--- Exercise data ---
= = = =
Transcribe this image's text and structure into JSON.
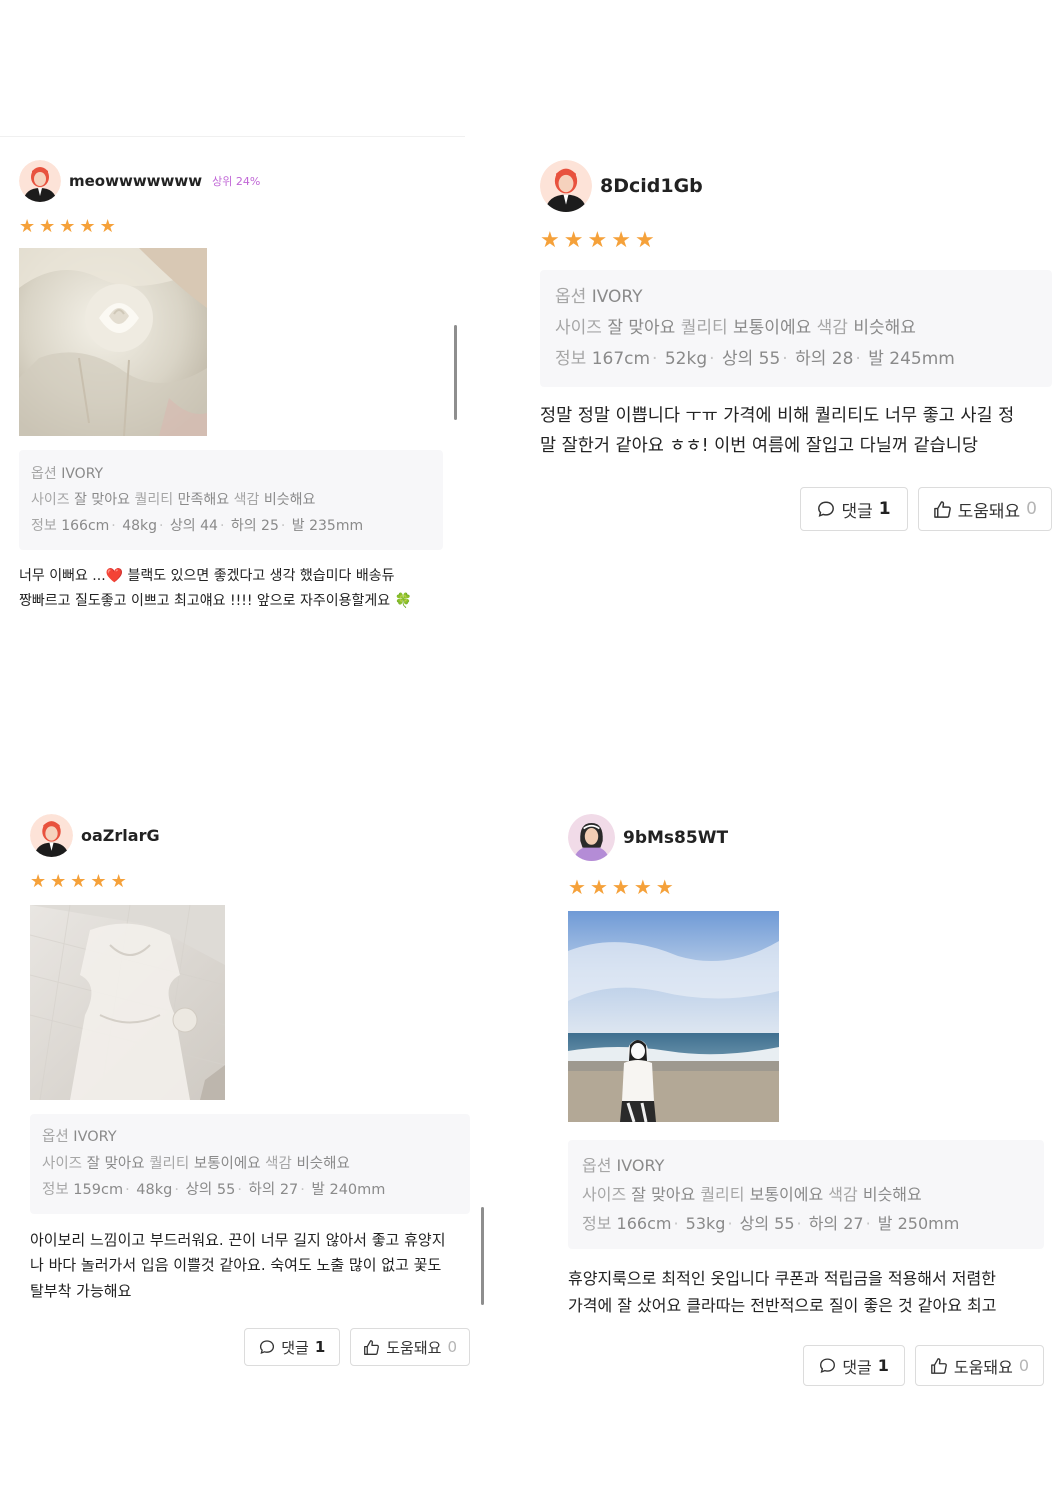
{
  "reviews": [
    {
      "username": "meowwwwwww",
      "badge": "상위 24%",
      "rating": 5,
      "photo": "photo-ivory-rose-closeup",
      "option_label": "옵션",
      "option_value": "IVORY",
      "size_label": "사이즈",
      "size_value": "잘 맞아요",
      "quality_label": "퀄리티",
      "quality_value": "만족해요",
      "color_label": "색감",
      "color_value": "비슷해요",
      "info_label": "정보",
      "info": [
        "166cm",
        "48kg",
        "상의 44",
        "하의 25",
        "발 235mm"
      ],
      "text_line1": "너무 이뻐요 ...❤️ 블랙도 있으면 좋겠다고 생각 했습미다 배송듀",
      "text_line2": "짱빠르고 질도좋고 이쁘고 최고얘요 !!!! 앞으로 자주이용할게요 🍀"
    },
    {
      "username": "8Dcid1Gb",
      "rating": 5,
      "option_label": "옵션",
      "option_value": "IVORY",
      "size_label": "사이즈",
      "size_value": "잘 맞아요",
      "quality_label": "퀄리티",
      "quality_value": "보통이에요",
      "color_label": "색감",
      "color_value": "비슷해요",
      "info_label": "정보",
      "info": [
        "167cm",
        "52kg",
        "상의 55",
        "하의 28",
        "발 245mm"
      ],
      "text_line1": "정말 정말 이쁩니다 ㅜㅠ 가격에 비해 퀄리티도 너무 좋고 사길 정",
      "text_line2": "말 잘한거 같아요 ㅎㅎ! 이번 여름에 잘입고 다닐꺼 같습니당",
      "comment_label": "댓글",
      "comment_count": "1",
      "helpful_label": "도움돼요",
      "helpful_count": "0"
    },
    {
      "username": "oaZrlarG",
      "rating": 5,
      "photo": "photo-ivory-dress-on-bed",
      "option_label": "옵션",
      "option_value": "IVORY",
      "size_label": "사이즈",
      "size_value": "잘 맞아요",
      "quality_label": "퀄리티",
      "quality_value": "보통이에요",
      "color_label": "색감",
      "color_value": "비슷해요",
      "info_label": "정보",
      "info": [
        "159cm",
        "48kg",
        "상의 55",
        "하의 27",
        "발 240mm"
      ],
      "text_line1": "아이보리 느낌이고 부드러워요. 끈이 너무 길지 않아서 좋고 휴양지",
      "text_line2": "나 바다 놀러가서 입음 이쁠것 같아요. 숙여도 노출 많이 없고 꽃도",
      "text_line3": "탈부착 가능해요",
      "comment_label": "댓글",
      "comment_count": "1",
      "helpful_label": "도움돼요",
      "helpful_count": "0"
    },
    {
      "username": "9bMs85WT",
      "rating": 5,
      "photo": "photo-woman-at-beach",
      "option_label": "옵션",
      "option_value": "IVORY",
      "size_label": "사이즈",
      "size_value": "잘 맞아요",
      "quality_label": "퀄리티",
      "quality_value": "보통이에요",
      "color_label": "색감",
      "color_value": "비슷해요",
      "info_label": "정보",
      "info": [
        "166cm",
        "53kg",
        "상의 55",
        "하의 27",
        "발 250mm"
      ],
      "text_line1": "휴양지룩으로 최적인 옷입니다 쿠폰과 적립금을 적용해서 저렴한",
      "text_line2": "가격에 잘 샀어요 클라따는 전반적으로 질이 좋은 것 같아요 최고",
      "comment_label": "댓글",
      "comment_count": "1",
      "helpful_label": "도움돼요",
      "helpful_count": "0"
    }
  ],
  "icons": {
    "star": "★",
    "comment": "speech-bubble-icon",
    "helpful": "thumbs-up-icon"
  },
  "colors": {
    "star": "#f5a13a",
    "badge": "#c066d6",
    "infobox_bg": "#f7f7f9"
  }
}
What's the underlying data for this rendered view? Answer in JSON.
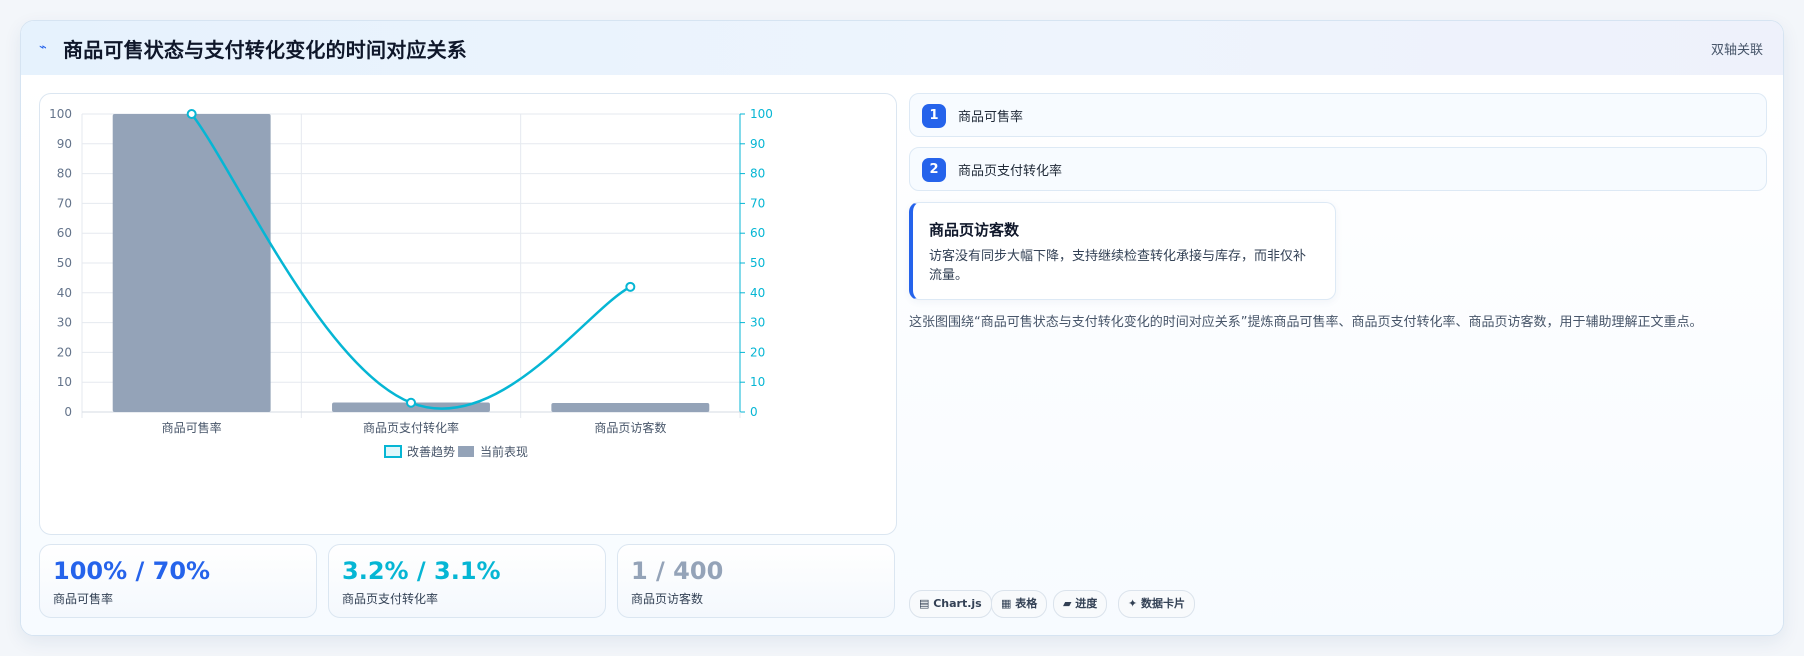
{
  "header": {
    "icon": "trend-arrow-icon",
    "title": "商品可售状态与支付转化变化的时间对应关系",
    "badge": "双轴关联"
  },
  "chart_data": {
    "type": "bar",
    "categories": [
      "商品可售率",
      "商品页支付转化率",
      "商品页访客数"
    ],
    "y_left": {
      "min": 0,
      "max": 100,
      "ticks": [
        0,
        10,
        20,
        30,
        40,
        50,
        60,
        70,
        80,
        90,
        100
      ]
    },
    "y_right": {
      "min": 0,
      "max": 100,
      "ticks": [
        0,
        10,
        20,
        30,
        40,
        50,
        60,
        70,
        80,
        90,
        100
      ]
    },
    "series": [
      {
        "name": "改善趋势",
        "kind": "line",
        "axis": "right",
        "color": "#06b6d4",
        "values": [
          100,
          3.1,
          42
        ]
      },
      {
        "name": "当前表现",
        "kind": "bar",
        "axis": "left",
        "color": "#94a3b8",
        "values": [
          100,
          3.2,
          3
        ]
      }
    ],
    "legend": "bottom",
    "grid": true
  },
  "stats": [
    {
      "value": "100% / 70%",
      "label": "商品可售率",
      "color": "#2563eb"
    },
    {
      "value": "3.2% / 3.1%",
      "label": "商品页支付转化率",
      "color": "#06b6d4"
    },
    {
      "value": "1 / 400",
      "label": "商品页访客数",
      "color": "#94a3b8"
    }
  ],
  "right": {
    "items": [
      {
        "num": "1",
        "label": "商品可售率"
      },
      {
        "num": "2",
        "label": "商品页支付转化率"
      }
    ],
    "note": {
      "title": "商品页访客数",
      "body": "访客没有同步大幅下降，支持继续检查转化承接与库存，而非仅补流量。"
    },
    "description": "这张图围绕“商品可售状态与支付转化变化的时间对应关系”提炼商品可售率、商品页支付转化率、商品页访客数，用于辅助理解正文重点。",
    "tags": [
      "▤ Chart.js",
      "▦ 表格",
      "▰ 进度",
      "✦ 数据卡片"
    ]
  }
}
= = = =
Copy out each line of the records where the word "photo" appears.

      "photo": "photo-ivory-rose-closeup",
      "photo": "photo-ivory-dress-on-bed",
      "photo": "photo-woman-at-beach",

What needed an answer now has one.